PROBLEM STATEMENT: Write out the listing below in full and exactly, leaving out every picture.

---------- THE RECORDS

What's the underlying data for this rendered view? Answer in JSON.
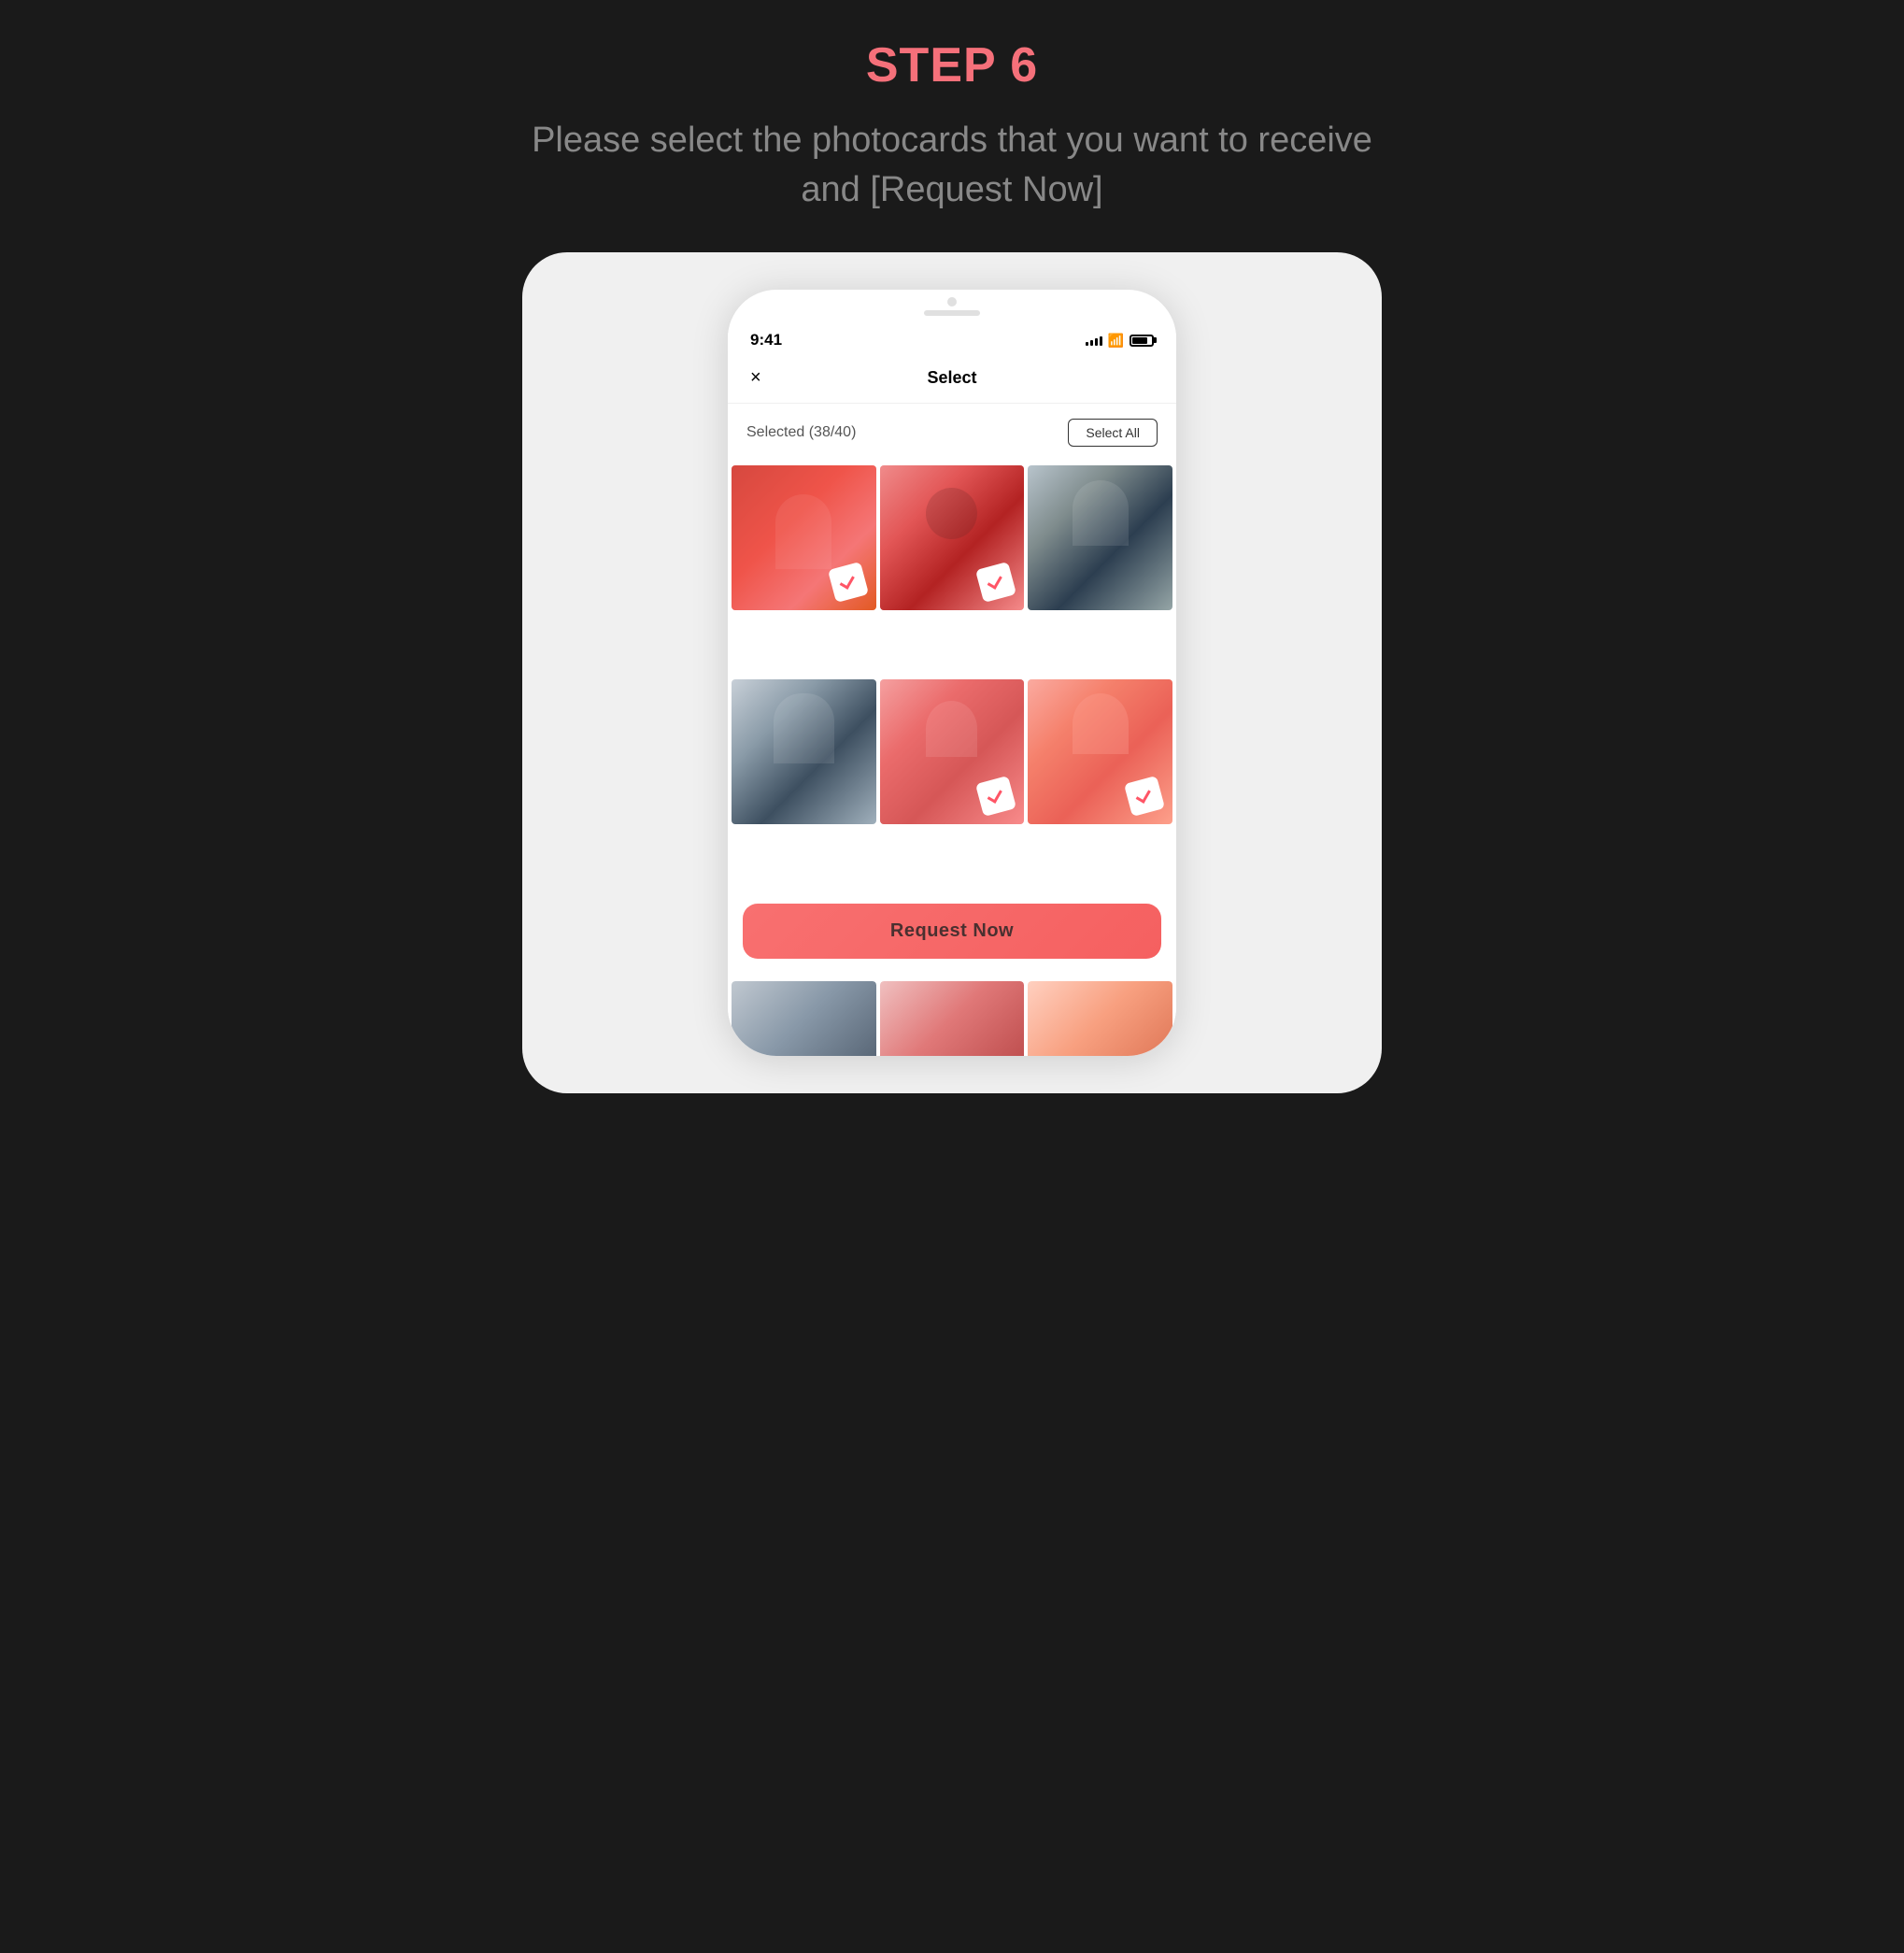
{
  "page": {
    "step_label": "STEP 6",
    "subtitle": "Please select the photocards that you want to receive and [Request Now]"
  },
  "status_bar": {
    "time": "9:41",
    "signal_label": "signal-bars",
    "wifi_label": "wifi",
    "battery_label": "battery"
  },
  "app": {
    "screen_title": "Select",
    "close_icon": "×",
    "selected_count": "Selected (38/40)",
    "select_all_btn": "Select All"
  },
  "grid": {
    "cells": [
      {
        "id": 1,
        "selected": true,
        "person_class": "person-1"
      },
      {
        "id": 2,
        "selected": true,
        "person_class": "person-2"
      },
      {
        "id": 3,
        "selected": false,
        "person_class": "person-3"
      },
      {
        "id": 4,
        "selected": false,
        "person_class": "person-4"
      },
      {
        "id": 5,
        "selected": true,
        "person_class": "person-5"
      },
      {
        "id": 6,
        "selected": true,
        "person_class": "person-6"
      }
    ],
    "bottom_cells": [
      {
        "id": 7,
        "person_class": "person-7"
      },
      {
        "id": 8,
        "person_class": "person-8"
      },
      {
        "id": 9,
        "person_class": "person-9"
      }
    ]
  },
  "request_btn": {
    "label": "Request Now"
  },
  "colors": {
    "step_color": "#f5707a",
    "subtitle_color": "#888888",
    "btn_color": "#f87070",
    "background": "#1a1a1a"
  }
}
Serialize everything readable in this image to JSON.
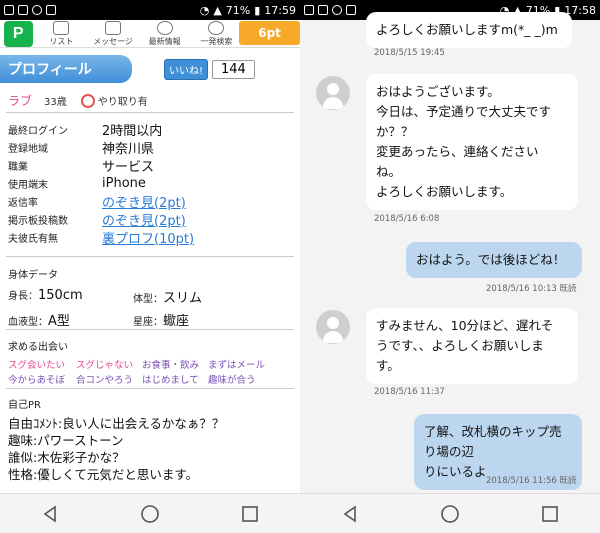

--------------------

TASK ANSWER:
What's the underlying data for this rendered view? Answer in JSON.
{
  "page": {
    "step_label": "STEP 6",
    "subtitle": "Please select the photocards that you want to receive and [Request Now]"
  },
  "status_bar": {
    "time": "9:41",
    "signal_label": "signal-bars",
    "wifi_label": "wifi",
    "battery_label": "battery"
  },
  "app": {
    "screen_title": "Select",
    "close_icon": "×",
    "selected_count": "Selected (38/40)",
    "select_all_btn": "Select All"
  },
  "grid": {
    "cells": [
      {
        "id": 1,
        "selected": true,
        "person_class": "person-1"
      },
      {
        "id": 2,
        "selected": true,
        "person_class": "person-2"
      },
      {
        "id": 3,
        "selected": false,
        "person_class": "person-3"
      },
      {
        "id": 4,
        "selected": false,
        "person_class": "person-4"
      },
      {
        "id": 5,
        "selected": true,
        "person_class": "person-5"
      },
      {
        "id": 6,
        "selected": true,
        "person_class": "person-6"
      }
    ],
    "bottom_cells": [
      {
        "id": 7,
        "person_class": "person-7"
      },
      {
        "id": 8,
        "person_class": "person-8"
      },
      {
        "id": 9,
        "person_class": "person-9"
      }
    ]
  },
  "request_btn": {
    "label": "Request Now"
  },
  "colors": {
    "step_color": "#f5707a",
    "subtitle_color": "#888888",
    "btn_color": "#f87070",
    "background": "#1a1a1a"
  }
}
Serialize everything readable in this image to JSON.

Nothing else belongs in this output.